═══ Exercise material ═══
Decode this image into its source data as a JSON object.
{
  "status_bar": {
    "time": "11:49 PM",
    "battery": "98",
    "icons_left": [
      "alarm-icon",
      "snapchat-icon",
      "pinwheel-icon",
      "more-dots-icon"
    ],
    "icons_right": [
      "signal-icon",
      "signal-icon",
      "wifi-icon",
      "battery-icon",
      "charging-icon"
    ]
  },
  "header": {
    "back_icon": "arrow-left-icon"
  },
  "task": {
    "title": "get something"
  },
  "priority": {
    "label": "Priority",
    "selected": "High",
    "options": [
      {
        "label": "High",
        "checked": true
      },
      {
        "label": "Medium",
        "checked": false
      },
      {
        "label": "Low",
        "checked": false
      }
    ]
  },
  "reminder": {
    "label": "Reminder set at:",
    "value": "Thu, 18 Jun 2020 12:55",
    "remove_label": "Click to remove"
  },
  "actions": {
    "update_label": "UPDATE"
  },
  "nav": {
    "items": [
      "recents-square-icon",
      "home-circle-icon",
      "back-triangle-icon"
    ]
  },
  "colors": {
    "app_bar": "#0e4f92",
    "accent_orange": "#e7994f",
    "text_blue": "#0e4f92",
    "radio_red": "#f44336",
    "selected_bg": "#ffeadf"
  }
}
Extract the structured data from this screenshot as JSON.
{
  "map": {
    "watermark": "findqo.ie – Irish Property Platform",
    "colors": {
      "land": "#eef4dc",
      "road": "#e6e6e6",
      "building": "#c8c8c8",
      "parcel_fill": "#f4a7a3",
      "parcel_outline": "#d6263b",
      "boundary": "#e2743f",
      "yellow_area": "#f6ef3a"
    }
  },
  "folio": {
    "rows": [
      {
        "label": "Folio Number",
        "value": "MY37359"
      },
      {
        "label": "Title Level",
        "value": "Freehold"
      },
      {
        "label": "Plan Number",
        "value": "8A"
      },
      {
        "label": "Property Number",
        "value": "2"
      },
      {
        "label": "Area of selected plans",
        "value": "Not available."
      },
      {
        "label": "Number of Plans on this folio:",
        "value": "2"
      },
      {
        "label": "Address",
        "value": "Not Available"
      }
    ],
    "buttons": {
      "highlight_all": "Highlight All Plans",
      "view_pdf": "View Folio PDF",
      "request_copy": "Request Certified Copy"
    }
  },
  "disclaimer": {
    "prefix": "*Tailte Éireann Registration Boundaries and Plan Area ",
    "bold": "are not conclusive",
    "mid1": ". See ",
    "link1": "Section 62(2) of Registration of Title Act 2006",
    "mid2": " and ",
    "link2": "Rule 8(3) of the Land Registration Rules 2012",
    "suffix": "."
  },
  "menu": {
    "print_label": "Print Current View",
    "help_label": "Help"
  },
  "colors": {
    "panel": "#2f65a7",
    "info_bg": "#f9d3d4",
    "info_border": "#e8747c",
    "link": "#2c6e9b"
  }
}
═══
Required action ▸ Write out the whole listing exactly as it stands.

Output of the exercise ▸
Decode this image into its source data as a JSON object.
{
  "status_bar": {
    "time": "11:49 PM",
    "battery": "98",
    "icons_left": [
      "alarm-icon",
      "snapchat-icon",
      "pinwheel-icon",
      "more-dots-icon"
    ],
    "icons_right": [
      "signal-icon",
      "signal-icon",
      "wifi-icon",
      "battery-icon",
      "charging-icon"
    ]
  },
  "header": {
    "back_icon": "arrow-left-icon"
  },
  "task": {
    "title": "get something"
  },
  "priority": {
    "label": "Priority",
    "selected": "High",
    "options": [
      {
        "label": "High",
        "checked": true
      },
      {
        "label": "Medium",
        "checked": false
      },
      {
        "label": "Low",
        "checked": false
      }
    ]
  },
  "reminder": {
    "label": "Reminder set at:",
    "value": "Thu, 18 Jun 2020 12:55",
    "remove_label": "Click to remove"
  },
  "actions": {
    "update_label": "UPDATE"
  },
  "nav": {
    "items": [
      "recents-square-icon",
      "home-circle-icon",
      "back-triangle-icon"
    ]
  },
  "colors": {
    "app_bar": "#0e4f92",
    "accent_orange": "#e7994f",
    "text_blue": "#0e4f92",
    "radio_red": "#f44336",
    "selected_bg": "#ffeadf"
  }
}
Extract the structured data from this screenshot as JSON.
{
  "map": {
    "watermark": "findqo.ie – Irish Property Platform",
    "colors": {
      "land": "#eef4dc",
      "road": "#e6e6e6",
      "building": "#c8c8c8",
      "parcel_fill": "#f4a7a3",
      "parcel_outline": "#d6263b",
      "boundary": "#e2743f",
      "yellow_area": "#f6ef3a"
    }
  },
  "folio": {
    "rows": [
      {
        "label": "Folio Number",
        "value": "MY37359"
      },
      {
        "label": "Title Level",
        "value": "Freehold"
      },
      {
        "label": "Plan Number",
        "value": "8A"
      },
      {
        "label": "Property Number",
        "value": "2"
      },
      {
        "label": "Area of selected plans",
        "value": "Not available."
      },
      {
        "label": "Number of Plans on this folio:",
        "value": "2"
      },
      {
        "label": "Address",
        "value": "Not Available"
      }
    ],
    "buttons": {
      "highlight_all": "Highlight All Plans",
      "view_pdf": "View Folio PDF",
      "request_copy": "Request Certified Copy"
    }
  },
  "disclaimer": {
    "prefix": "*Tailte Éireann Registration Boundaries and Plan Area ",
    "bold": "are not conclusive",
    "mid1": ". See ",
    "link1": "Section 62(2) of Registration of Title Act 2006",
    "mid2": " and ",
    "link2": "Rule 8(3) of the Land Registration Rules 2012",
    "suffix": "."
  },
  "menu": {
    "print_label": "Print Current View",
    "help_label": "Help"
  },
  "colors": {
    "panel": "#2f65a7",
    "info_bg": "#f9d3d4",
    "info_border": "#e8747c",
    "link": "#2c6e9b"
  }
}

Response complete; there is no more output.